I have recently secured a server by preventing root from logging in via SSH. Now I log in with a non-root account and use 'su' when necessary.However, now I can't do something I used to do, which is open 'sftp://user@ipaddress' in nautilus and be able to edit files as root. Is there anyway to get nautilus to give me root permissions on the server? Or at least end up with root permissions in a GUI text editor on my computer? I don't mind if I have to use bash to start the process, once I can get a GUI for editing files.
Note 1: Yes, I realize I could ssh in and use nano/vi etc, but I'd rather use my graphical text editor. Note 2: The server does not run X, so I can't just forward it.
I own a Lacie Network Space (1) which has recently given up the ghost - I looked into getting data recovered from it and it turns out it would cost around 500quid!! After doing some research I've found out that the drive runs linux - SO, I have bought myself a HDD cradle, Downloaded an Ubuntu Live CD, taken the drive out of the network space and mounted it in Ubuntu via USB. All good up til now, I've managed to get the majority of my data off except one folder - my music folder. It has quite a deep file structure (which maybe the issue) but essentially the permissions for the top folder have a padlock and a small cross - this doesn't allow me to even read the files to copy them off.
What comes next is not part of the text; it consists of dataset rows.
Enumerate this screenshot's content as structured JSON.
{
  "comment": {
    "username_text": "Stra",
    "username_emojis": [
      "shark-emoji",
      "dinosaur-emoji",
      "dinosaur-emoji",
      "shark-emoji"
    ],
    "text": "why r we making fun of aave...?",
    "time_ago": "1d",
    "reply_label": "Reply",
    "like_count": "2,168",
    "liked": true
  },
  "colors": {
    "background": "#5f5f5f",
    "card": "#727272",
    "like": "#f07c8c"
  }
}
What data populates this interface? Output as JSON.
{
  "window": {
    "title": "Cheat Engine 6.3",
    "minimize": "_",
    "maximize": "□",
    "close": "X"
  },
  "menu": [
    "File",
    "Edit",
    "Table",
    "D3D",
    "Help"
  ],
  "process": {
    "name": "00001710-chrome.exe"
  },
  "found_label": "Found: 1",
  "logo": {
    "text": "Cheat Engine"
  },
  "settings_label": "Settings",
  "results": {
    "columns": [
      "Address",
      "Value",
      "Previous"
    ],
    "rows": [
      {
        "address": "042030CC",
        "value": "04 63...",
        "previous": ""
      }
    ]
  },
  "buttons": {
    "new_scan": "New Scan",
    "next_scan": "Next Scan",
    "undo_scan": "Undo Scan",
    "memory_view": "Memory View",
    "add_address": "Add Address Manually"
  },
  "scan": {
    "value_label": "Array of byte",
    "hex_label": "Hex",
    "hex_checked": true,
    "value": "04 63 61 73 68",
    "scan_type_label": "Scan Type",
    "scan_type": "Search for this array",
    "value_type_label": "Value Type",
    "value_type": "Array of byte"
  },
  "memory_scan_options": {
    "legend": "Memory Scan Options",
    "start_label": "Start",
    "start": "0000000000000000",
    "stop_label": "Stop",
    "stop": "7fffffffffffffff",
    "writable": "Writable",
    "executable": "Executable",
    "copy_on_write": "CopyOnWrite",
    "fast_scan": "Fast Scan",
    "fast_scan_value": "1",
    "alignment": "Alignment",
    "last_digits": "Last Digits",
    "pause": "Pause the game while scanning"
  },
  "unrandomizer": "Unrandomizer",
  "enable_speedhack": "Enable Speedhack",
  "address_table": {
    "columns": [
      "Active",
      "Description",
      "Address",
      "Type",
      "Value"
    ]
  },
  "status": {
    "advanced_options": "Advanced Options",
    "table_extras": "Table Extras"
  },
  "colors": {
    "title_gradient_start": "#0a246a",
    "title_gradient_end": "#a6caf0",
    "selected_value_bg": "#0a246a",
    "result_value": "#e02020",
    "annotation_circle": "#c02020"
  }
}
I've now tried the 'chown' command: sudo chown ubuntu /media/ 999GBfilessystem/ openshare/audio
How does one train a digital camera and USB stick to accept user access? Basically, this involves transferring photos from my camera to my machine, sorting and then moving favourites to the USB stick. Or moving selections that others have sent me to the USB stick. I am constantly changing ownership and permissions and it's driving me nuts. How can I send anything to a USB stick as a user?
Get Fedora 11 and Apache installed. Open web browser and enter http://localhost and I get a "Fedora Test Page" that shows Apache is working (according to the info on the page). It says to put my web documents in /var/www/html/ ... however, as a user I cannot access it (put anything there) and I can't change the permissions (belongs to root) I'd like to run this as an intranet web server in our small ( <100 users) company.
If I use the GUI File Manager I ofter get stuck because I need root permissions to write or delete some file or directory. I realize I can drop down to Terminal and do either a sudo or change the permissions of a particular file, but these are several extra steps. Is there a way I can perform root actions on files using File Manager/Browser? Or is there an alternative file manager program I can explore that is more flexible? I am currently using Debian 6.01a installed from the Live CD, Nautilus 2.30.1.
I recently got a new external drive and backed all my files up on the new external: movies, music, docs, etc. Now all my files have permission rights to the root only. I was able to change this by open up nautilis from a terminal in root and change the permission on the whole drive to my current user so I can access the files, copy & delete the files. I wanted to change some music file information in Kynamo this morning and was not able to since all the individual files still belong to the root. How can I change this permission issue without having to change each individual file?
On Ubuntu, there was this very sane feature (for laptop/desktop user): when you insert a thumbdrive or external usb media, the system mounts the media and sets all the correct permissions for the current non-root logged in user.
What do I have to change/edit/configure to make Fedora 15 behave like this?